PROBLEM STATEMENT:
What you return must be the complete listing, unchanged.

DATA EXTRACTS:

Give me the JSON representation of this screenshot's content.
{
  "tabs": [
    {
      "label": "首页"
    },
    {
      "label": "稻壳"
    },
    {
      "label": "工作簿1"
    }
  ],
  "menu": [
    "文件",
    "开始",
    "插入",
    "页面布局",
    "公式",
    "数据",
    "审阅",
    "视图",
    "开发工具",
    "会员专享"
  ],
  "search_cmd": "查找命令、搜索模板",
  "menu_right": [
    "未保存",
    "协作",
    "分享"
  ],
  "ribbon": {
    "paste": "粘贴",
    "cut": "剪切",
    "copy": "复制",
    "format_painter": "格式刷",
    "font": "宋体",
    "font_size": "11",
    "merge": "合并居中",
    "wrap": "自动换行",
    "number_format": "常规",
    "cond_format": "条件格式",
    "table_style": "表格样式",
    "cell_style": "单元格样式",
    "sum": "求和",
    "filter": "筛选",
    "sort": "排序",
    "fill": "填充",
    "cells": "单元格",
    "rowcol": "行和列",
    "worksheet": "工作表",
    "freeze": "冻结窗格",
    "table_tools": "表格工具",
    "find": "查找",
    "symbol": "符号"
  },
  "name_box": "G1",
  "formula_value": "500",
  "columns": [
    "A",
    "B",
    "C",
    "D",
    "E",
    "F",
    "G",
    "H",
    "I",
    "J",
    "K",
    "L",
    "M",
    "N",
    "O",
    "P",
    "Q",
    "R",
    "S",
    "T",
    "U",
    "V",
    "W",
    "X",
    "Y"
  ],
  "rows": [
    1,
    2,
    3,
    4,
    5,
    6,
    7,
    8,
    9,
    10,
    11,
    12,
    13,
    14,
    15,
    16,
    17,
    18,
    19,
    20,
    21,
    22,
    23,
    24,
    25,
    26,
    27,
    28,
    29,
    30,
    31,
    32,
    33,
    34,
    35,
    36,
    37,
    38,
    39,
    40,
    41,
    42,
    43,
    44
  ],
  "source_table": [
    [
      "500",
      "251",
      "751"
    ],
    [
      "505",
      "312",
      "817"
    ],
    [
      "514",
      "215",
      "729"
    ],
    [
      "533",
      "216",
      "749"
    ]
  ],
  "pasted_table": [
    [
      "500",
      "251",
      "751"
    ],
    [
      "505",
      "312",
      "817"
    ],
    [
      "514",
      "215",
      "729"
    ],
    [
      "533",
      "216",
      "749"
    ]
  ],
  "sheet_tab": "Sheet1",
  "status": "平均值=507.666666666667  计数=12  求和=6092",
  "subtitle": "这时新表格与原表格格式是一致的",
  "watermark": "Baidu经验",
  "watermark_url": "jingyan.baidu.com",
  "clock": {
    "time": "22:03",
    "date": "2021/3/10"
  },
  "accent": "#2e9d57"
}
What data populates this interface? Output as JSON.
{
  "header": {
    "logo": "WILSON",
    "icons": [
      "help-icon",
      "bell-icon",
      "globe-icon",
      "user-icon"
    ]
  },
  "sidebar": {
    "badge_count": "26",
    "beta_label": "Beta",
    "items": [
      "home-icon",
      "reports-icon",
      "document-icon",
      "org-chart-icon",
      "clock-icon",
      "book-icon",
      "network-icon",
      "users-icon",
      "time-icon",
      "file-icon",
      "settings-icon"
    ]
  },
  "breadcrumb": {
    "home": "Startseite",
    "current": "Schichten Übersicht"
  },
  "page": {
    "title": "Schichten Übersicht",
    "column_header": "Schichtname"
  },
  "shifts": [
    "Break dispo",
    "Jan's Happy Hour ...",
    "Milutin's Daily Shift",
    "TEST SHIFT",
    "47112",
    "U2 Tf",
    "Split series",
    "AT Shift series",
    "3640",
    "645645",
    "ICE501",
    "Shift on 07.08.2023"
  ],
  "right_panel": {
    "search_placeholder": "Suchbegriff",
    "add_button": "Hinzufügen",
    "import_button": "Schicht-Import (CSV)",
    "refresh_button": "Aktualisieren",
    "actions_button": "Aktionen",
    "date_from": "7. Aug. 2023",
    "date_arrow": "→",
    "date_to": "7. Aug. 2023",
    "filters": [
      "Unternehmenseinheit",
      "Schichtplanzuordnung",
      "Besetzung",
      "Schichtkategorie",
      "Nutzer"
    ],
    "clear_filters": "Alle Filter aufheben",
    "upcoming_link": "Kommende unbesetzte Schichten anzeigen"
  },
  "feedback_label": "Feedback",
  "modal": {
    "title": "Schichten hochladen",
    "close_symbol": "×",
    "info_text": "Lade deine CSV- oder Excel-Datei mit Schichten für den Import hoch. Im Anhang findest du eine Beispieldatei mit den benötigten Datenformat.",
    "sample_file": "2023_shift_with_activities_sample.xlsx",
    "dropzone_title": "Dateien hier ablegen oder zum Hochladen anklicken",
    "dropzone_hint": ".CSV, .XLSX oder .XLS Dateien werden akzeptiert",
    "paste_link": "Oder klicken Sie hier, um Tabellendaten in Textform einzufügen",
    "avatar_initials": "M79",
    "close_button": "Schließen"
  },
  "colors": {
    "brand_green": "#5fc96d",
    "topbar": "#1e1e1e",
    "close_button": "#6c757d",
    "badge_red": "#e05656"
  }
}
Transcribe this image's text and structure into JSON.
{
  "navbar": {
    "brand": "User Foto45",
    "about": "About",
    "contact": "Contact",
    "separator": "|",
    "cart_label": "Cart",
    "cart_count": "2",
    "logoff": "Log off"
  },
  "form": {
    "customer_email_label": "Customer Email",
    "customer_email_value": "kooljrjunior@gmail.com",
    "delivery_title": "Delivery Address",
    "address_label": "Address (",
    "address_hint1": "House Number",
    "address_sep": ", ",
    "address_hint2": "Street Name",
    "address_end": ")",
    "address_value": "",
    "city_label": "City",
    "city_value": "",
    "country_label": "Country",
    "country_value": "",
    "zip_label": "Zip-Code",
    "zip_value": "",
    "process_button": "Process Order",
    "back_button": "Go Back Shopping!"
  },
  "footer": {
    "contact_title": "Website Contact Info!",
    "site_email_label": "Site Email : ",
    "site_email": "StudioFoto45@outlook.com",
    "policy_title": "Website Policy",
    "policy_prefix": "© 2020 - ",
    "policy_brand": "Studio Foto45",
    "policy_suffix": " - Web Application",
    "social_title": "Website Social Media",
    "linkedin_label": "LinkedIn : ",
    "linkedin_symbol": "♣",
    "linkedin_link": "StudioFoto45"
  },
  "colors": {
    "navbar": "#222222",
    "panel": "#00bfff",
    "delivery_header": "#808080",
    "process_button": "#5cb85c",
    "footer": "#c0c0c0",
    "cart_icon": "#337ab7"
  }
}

RESPONSE TO THIS TASK:
Give me the JSON representation of this screenshot's content.
{
  "tabs": [
    {
      "label": "首页"
    },
    {
      "label": "稻壳"
    },
    {
      "label": "工作簿1"
    }
  ],
  "menu": [
    "文件",
    "开始",
    "插入",
    "页面布局",
    "公式",
    "数据",
    "审阅",
    "视图",
    "开发工具",
    "会员专享"
  ],
  "search_cmd": "查找命令、搜索模板",
  "menu_right": [
    "未保存",
    "协作",
    "分享"
  ],
  "ribbon": {
    "paste": "粘贴",
    "cut": "剪切",
    "copy": "复制",
    "format_painter": "格式刷",
    "font": "宋体",
    "font_size": "11",
    "merge": "合并居中",
    "wrap": "自动换行",
    "number_format": "常规",
    "cond_format": "条件格式",
    "table_style": "表格样式",
    "cell_style": "单元格样式",
    "sum": "求和",
    "filter": "筛选",
    "sort": "排序",
    "fill": "填充",
    "cells": "单元格",
    "rowcol": "行和列",
    "worksheet": "工作表",
    "freeze": "冻结窗格",
    "table_tools": "表格工具",
    "find": "查找",
    "symbol": "符号"
  },
  "name_box": "G1",
  "formula_value": "500",
  "columns": [
    "A",
    "B",
    "C",
    "D",
    "E",
    "F",
    "G",
    "H",
    "I",
    "J",
    "K",
    "L",
    "M",
    "N",
    "O",
    "P",
    "Q",
    "R",
    "S",
    "T",
    "U",
    "V",
    "W",
    "X",
    "Y"
  ],
  "rows": [
    1,
    2,
    3,
    4,
    5,
    6,
    7,
    8,
    9,
    10,
    11,
    12,
    13,
    14,
    15,
    16,
    17,
    18,
    19,
    20,
    21,
    22,
    23,
    24,
    25,
    26,
    27,
    28,
    29,
    30,
    31,
    32,
    33,
    34,
    35,
    36,
    37,
    38,
    39,
    40,
    41,
    42,
    43,
    44
  ],
  "source_table": [
    [
      "500",
      "251",
      "751"
    ],
    [
      "505",
      "312",
      "817"
    ],
    [
      "514",
      "215",
      "729"
    ],
    [
      "533",
      "216",
      "749"
    ]
  ],
  "pasted_table": [
    [
      "500",
      "251",
      "751"
    ],
    [
      "505",
      "312",
      "817"
    ],
    [
      "514",
      "215",
      "729"
    ],
    [
      "533",
      "216",
      "749"
    ]
  ],
  "sheet_tab": "Sheet1",
  "status": "平均值=507.666666666667  计数=12  求和=6092",
  "subtitle": "这时新表格与原表格格式是一致的",
  "watermark": "Baidu经验",
  "watermark_url": "jingyan.baidu.com",
  "clock": {
    "time": "22:03",
    "date": "2021/3/10"
  },
  "accent": "#2e9d57"
}
What data populates this interface? Output as JSON.
{
  "header": {
    "logo": "WILSON",
    "icons": [
      "help-icon",
      "bell-icon",
      "globe-icon",
      "user-icon"
    ]
  },
  "sidebar": {
    "badge_count": "26",
    "beta_label": "Beta",
    "items": [
      "home-icon",
      "reports-icon",
      "document-icon",
      "org-chart-icon",
      "clock-icon",
      "book-icon",
      "network-icon",
      "users-icon",
      "time-icon",
      "file-icon",
      "settings-icon"
    ]
  },
  "breadcrumb": {
    "home": "Startseite",
    "current": "Schichten Übersicht"
  },
  "page": {
    "title": "Schichten Übersicht",
    "column_header": "Schichtname"
  },
  "shifts": [
    "Break dispo",
    "Jan's Happy Hour ...",
    "Milutin's Daily Shift",
    "TEST SHIFT",
    "47112",
    "U2 Tf",
    "Split series",
    "AT Shift series",
    "3640",
    "645645",
    "ICE501",
    "Shift on 07.08.2023"
  ],
  "right_panel": {
    "search_placeholder": "Suchbegriff",
    "add_button": "Hinzufügen",
    "import_button": "Schicht-Import (CSV)",
    "refresh_button": "Aktualisieren",
    "actions_button": "Aktionen",
    "date_from": "7. Aug. 2023",
    "date_arrow": "→",
    "date_to": "7. Aug. 2023",
    "filters": [
      "Unternehmenseinheit",
      "Schichtplanzuordnung",
      "Besetzung",
      "Schichtkategorie",
      "Nutzer"
    ],
    "clear_filters": "Alle Filter aufheben",
    "upcoming_link": "Kommende unbesetzte Schichten anzeigen"
  },
  "feedback_label": "Feedback",
  "modal": {
    "title": "Schichten hochladen",
    "close_symbol": "×",
    "info_text": "Lade deine CSV- oder Excel-Datei mit Schichten für den Import hoch. Im Anhang findest du eine Beispieldatei mit den benötigten Datenformat.",
    "sample_file": "2023_shift_with_activities_sample.xlsx",
    "dropzone_title": "Dateien hier ablegen oder zum Hochladen anklicken",
    "dropzone_hint": ".CSV, .XLSX oder .XLS Dateien werden akzeptiert",
    "paste_link": "Oder klicken Sie hier, um Tabellendaten in Textform einzufügen",
    "avatar_initials": "M79",
    "close_button": "Schließen"
  },
  "colors": {
    "brand_green": "#5fc96d",
    "topbar": "#1e1e1e",
    "close_button": "#6c757d",
    "badge_red": "#e05656"
  }
}
Transcribe this image's text and structure into JSON.
{
  "navbar": {
    "brand": "User Foto45",
    "about": "About",
    "contact": "Contact",
    "separator": "|",
    "cart_label": "Cart",
    "cart_count": "2",
    "logoff": "Log off"
  },
  "form": {
    "customer_email_label": "Customer Email",
    "customer_email_value": "kooljrjunior@gmail.com",
    "delivery_title": "Delivery Address",
    "address_label": "Address (",
    "address_hint1": "House Number",
    "address_sep": ", ",
    "address_hint2": "Street Name",
    "address_end": ")",
    "address_value": "",
    "city_label": "City",
    "city_value": "",
    "country_label": "Country",
    "country_value": "",
    "zip_label": "Zip-Code",
    "zip_value": "",
    "process_button": "Process Order",
    "back_button": "Go Back Shopping!"
  },
  "footer": {
    "contact_title": "Website Contact Info!",
    "site_email_label": "Site Email : ",
    "site_email": "StudioFoto45@outlook.com",
    "policy_title": "Website Policy",
    "policy_prefix": "© 2020 - ",
    "policy_brand": "Studio Foto45",
    "policy_suffix": " - Web Application",
    "social_title": "Website Social Media",
    "linkedin_label": "LinkedIn : ",
    "linkedin_symbol": "♣",
    "linkedin_link": "StudioFoto45"
  },
  "colors": {
    "navbar": "#222222",
    "panel": "#00bfff",
    "delivery_header": "#808080",
    "process_button": "#5cb85c",
    "footer": "#c0c0c0",
    "cart_icon": "#337ab7"
  }
}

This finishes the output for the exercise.